* [Your assignment] Report, from the records below, every line where the word "electrical" appears.

(Task data Opens)

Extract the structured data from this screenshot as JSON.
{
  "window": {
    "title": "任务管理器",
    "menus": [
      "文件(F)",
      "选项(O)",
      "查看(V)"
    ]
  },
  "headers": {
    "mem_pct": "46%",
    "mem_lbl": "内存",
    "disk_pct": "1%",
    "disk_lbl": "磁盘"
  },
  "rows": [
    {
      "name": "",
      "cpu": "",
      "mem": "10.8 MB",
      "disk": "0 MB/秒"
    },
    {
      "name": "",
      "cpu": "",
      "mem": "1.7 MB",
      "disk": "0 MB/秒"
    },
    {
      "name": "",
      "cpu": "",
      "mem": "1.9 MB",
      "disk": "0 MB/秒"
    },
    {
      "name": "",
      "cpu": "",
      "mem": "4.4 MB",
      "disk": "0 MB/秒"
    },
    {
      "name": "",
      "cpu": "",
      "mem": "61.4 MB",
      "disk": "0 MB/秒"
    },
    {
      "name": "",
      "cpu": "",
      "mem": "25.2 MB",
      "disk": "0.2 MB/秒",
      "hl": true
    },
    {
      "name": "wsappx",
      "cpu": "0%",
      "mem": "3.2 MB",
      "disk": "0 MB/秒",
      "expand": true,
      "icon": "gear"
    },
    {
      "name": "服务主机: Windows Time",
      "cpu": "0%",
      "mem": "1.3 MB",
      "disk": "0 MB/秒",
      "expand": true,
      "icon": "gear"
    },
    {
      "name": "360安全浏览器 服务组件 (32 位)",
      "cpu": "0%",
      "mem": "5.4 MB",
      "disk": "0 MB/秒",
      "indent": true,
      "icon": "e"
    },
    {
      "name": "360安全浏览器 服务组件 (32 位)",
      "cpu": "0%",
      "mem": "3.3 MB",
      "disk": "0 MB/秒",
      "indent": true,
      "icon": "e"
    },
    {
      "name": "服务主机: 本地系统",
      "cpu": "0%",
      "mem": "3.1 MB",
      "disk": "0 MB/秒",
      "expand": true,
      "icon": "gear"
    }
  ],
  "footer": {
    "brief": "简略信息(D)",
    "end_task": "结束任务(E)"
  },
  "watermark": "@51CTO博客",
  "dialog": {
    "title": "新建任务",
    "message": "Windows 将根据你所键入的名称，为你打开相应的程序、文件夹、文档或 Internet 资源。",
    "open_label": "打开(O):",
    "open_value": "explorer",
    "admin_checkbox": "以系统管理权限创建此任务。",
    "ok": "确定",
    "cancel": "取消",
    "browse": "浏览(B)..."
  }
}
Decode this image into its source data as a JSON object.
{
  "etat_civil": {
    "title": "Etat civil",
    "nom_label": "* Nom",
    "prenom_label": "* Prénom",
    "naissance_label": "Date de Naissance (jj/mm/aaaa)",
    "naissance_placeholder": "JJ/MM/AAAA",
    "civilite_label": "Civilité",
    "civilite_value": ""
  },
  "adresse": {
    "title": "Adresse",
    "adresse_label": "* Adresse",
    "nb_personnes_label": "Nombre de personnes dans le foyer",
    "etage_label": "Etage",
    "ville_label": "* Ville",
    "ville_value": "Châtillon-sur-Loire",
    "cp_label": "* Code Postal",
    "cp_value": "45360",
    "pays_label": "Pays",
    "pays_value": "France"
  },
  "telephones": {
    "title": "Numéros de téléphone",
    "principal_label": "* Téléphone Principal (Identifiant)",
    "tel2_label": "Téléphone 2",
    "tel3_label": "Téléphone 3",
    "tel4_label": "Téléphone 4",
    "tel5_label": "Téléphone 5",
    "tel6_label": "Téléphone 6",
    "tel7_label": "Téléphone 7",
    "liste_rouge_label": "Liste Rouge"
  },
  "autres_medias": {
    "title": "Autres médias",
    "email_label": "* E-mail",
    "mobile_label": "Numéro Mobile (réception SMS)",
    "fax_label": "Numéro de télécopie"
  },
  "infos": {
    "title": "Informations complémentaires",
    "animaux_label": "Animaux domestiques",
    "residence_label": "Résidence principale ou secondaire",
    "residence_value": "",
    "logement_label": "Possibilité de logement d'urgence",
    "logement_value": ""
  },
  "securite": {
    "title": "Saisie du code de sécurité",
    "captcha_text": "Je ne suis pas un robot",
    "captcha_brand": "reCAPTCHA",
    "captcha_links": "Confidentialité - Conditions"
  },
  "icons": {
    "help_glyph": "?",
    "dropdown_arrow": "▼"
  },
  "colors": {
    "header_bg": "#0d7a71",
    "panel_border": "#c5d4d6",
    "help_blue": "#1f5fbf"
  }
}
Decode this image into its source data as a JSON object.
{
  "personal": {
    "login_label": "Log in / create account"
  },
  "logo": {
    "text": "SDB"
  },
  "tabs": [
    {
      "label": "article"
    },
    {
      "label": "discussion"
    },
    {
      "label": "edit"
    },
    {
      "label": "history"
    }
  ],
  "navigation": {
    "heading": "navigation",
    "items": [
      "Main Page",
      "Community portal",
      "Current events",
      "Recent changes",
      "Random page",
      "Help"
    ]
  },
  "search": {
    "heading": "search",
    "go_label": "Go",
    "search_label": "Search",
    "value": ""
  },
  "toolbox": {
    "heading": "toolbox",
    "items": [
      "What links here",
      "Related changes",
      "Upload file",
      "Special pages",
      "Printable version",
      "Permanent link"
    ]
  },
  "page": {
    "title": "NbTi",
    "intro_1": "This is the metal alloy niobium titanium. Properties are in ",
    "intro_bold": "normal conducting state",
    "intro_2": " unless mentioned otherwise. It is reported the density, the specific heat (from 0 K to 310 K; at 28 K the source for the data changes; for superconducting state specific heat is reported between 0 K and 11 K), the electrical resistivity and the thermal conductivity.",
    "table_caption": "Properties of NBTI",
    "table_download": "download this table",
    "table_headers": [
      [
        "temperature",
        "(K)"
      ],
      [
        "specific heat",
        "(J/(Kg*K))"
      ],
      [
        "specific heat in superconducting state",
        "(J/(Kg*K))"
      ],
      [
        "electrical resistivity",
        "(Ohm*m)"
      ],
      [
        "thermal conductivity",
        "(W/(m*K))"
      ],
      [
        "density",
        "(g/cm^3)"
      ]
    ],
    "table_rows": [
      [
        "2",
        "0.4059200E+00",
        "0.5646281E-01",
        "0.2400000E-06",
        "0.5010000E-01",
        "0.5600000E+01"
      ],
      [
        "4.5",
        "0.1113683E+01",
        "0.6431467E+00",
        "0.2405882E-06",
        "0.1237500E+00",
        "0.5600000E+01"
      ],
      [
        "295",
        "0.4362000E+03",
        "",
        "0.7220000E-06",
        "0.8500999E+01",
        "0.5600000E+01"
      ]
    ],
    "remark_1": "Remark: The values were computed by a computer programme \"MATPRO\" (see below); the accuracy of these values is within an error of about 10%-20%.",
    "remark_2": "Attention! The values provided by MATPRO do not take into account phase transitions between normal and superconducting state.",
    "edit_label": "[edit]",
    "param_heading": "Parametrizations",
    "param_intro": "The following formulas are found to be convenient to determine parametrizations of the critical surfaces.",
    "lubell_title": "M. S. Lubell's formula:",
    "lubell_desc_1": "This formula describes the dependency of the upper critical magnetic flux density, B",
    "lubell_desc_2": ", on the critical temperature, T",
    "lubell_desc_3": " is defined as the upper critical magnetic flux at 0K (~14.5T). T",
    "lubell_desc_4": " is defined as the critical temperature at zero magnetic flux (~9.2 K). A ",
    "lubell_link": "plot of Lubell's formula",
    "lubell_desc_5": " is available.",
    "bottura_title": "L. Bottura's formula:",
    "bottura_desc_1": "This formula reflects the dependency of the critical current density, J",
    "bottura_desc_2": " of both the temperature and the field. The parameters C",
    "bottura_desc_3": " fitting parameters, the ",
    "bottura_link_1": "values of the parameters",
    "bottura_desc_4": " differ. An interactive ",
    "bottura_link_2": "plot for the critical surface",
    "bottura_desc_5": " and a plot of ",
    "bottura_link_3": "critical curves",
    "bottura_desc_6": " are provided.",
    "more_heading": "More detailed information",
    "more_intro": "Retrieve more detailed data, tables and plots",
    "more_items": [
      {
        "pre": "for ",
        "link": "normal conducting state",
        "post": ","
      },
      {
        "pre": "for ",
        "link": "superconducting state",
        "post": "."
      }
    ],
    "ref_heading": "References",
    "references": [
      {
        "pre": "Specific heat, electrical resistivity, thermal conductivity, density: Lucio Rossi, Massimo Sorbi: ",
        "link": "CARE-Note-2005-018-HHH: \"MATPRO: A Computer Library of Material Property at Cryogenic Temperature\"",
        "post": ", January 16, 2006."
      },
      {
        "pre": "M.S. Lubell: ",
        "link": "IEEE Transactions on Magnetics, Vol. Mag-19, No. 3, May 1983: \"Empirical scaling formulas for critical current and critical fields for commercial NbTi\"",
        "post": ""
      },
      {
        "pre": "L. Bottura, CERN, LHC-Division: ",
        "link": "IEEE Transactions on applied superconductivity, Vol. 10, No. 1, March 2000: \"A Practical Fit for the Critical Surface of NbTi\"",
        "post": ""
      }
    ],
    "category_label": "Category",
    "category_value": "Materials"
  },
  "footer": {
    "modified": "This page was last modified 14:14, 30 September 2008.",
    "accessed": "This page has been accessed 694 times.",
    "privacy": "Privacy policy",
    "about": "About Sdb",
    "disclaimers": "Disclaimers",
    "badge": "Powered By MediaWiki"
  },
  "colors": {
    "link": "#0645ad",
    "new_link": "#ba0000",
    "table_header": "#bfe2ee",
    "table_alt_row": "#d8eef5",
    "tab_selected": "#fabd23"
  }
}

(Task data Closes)

* [Solution for this task]
    "intro_2": " unless mentioned otherwise. It is reported the density, the specific heat (from 0 K to 310 K; at 28 K the source for the data changes; for superconducting state specific heat is reported between 0 K and 11 K), the electrical resistivity and the thermal conductivity.",
        "electrical resistivity",
        "pre": "Specific heat, electrical resistivity, thermal conductivity, density: Lucio Rossi, Massimo Sorbi: ",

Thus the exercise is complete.